▶ TASK DETAILS: What lines of the data hold the string "kind"? Copy them all.

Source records
==========
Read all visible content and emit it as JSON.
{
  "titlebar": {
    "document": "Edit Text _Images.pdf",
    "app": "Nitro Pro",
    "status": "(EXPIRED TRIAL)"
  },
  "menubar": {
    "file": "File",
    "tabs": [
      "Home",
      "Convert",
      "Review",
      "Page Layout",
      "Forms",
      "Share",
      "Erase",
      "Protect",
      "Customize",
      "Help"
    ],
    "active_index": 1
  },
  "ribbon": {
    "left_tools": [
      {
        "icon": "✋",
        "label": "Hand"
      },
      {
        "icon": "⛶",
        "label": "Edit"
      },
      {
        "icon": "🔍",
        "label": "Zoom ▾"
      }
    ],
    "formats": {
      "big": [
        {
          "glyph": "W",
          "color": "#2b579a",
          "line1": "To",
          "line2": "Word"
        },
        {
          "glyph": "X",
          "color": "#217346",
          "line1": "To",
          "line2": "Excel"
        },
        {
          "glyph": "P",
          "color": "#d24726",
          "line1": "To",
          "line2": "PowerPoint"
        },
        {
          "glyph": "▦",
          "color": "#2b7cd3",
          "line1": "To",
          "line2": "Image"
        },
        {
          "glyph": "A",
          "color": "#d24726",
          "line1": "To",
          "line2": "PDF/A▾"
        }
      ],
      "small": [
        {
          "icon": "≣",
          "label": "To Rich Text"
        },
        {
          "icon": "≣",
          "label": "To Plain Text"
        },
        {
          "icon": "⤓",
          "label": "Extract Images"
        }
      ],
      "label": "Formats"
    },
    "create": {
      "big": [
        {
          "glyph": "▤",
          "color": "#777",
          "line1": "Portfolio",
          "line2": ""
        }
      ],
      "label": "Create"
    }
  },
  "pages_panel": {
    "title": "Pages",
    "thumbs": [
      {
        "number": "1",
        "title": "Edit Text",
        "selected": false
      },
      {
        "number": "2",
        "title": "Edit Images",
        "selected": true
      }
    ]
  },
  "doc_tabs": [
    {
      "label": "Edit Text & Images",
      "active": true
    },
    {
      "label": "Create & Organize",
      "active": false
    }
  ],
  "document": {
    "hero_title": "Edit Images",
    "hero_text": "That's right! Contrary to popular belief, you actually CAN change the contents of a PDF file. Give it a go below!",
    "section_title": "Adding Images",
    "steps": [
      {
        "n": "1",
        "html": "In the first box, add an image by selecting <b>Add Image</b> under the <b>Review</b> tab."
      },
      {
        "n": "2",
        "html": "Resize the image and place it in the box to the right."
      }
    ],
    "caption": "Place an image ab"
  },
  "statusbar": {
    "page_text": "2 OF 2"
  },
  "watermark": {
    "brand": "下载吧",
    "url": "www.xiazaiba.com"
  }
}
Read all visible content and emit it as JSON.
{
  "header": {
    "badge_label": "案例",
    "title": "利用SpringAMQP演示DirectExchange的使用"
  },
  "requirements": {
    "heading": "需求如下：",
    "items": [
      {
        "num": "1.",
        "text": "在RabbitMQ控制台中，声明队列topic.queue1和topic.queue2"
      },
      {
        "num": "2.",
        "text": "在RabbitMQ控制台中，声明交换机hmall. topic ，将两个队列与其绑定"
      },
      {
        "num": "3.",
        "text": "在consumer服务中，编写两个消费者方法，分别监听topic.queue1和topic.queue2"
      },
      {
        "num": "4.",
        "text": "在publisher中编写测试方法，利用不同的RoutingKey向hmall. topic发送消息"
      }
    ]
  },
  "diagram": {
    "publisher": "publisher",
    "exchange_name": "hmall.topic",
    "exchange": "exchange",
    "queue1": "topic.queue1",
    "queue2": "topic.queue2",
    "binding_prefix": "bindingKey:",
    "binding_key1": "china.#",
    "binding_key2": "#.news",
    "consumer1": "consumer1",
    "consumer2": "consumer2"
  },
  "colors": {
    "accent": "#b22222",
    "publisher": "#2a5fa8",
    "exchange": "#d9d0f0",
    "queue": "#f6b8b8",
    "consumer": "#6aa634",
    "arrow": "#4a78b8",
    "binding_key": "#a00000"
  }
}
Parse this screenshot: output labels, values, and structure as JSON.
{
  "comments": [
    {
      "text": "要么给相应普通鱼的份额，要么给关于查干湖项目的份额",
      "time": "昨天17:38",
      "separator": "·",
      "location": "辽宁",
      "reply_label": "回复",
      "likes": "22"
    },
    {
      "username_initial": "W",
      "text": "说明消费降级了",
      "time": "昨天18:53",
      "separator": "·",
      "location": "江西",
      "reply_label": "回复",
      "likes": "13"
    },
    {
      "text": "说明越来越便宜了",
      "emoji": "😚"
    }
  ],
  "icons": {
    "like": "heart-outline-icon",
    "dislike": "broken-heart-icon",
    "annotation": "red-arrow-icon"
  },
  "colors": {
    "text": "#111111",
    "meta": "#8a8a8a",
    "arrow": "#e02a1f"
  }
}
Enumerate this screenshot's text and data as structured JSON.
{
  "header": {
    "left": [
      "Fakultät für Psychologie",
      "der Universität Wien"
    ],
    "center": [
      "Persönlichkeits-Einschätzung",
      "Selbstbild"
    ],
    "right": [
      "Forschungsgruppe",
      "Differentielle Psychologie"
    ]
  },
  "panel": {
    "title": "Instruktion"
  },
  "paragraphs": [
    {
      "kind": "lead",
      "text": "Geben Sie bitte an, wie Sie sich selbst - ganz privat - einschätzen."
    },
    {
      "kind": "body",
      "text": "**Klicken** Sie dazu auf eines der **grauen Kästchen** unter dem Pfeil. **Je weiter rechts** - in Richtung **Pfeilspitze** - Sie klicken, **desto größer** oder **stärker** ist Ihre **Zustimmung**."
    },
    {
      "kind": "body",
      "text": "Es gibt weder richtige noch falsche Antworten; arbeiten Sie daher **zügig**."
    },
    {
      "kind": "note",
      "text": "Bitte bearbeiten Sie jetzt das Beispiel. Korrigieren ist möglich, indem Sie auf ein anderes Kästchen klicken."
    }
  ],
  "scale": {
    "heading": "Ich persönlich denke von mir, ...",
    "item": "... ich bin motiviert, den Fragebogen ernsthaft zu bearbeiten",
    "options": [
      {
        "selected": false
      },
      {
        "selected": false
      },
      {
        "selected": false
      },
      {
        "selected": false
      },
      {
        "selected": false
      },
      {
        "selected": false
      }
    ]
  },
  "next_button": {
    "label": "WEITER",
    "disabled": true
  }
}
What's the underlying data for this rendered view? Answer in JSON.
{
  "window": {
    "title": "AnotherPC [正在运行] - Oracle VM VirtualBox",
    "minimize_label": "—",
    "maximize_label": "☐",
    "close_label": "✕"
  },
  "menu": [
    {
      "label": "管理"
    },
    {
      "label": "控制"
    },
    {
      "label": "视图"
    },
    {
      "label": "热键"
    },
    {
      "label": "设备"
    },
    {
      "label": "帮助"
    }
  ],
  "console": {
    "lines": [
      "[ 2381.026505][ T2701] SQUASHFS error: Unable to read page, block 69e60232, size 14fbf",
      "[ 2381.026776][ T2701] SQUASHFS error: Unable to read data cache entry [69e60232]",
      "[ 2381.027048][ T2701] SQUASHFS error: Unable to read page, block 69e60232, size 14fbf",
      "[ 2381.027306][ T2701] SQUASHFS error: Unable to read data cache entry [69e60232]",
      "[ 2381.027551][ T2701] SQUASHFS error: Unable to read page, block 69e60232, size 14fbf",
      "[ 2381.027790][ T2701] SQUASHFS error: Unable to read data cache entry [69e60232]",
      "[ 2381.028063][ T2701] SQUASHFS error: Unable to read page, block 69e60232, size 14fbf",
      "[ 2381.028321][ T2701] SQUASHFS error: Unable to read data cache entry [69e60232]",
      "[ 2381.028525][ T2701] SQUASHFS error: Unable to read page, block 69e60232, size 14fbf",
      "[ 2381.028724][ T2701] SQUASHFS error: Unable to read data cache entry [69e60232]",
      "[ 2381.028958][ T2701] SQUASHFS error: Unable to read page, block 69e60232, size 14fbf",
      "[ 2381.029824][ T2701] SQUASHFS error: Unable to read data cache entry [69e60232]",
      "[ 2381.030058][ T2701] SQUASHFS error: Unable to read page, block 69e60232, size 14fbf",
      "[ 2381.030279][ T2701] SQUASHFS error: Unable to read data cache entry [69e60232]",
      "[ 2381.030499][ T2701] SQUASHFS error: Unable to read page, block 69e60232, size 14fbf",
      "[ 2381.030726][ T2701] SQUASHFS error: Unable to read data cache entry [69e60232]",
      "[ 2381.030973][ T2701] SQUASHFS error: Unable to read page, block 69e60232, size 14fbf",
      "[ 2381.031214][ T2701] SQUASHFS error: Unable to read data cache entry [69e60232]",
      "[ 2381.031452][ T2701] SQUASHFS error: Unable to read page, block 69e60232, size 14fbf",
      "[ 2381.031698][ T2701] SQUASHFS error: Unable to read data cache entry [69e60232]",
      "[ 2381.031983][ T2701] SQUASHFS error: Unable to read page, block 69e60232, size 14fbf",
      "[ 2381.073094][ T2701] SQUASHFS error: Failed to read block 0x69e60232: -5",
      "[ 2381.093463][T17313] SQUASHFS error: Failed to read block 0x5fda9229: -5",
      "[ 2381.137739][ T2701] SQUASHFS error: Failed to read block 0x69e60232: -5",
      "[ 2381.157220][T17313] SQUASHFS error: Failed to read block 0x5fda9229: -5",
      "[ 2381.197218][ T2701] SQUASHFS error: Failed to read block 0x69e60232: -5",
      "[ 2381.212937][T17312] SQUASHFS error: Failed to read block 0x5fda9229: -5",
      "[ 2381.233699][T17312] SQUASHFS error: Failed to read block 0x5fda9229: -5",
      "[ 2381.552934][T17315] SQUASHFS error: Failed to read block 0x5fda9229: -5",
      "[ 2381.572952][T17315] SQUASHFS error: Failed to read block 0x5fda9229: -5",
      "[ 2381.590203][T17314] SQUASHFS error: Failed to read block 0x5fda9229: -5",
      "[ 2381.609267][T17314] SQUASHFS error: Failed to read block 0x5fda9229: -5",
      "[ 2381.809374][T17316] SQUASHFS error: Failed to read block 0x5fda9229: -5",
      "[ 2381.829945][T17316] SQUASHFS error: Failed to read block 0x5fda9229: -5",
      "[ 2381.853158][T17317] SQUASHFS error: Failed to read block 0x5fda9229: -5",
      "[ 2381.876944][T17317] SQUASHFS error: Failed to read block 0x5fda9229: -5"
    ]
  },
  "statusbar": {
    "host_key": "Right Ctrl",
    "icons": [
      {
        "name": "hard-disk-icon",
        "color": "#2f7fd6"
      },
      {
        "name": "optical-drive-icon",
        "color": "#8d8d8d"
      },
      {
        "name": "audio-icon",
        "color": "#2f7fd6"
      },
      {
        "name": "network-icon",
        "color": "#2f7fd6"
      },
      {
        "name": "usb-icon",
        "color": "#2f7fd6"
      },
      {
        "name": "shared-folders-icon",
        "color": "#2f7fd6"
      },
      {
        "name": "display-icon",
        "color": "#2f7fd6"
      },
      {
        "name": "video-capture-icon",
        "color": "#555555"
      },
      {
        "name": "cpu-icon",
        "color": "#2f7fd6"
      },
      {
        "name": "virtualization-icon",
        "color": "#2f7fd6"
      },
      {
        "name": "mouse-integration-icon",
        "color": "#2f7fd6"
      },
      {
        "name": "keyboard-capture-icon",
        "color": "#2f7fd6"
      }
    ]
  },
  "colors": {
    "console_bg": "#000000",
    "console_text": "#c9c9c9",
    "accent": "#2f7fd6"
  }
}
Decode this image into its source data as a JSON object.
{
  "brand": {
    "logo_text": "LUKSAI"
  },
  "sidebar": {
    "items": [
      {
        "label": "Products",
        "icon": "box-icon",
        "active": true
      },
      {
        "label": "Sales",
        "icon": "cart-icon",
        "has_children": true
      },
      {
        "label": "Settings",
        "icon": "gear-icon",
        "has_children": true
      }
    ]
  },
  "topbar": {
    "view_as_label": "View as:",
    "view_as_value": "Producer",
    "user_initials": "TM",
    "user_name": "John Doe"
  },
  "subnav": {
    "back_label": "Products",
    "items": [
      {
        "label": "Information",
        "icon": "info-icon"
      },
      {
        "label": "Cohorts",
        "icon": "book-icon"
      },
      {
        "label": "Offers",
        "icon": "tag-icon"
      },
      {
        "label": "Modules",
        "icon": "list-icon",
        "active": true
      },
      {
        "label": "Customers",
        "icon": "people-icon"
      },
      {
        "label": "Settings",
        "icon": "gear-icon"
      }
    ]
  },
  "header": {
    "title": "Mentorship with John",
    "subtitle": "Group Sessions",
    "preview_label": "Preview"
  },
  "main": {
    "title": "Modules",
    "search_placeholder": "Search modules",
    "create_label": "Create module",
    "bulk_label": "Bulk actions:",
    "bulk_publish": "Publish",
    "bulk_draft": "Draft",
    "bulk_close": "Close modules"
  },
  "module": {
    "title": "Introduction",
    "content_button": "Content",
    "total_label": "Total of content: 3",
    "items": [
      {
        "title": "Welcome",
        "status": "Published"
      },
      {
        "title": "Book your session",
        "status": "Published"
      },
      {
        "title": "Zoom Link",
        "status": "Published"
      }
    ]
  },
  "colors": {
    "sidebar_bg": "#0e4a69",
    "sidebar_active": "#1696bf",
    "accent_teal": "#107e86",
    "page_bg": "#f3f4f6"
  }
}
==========
▶ TASK RESPONSE:
      "kind": "lead",
      "kind": "body",
      "kind": "body",
      "kind": "note",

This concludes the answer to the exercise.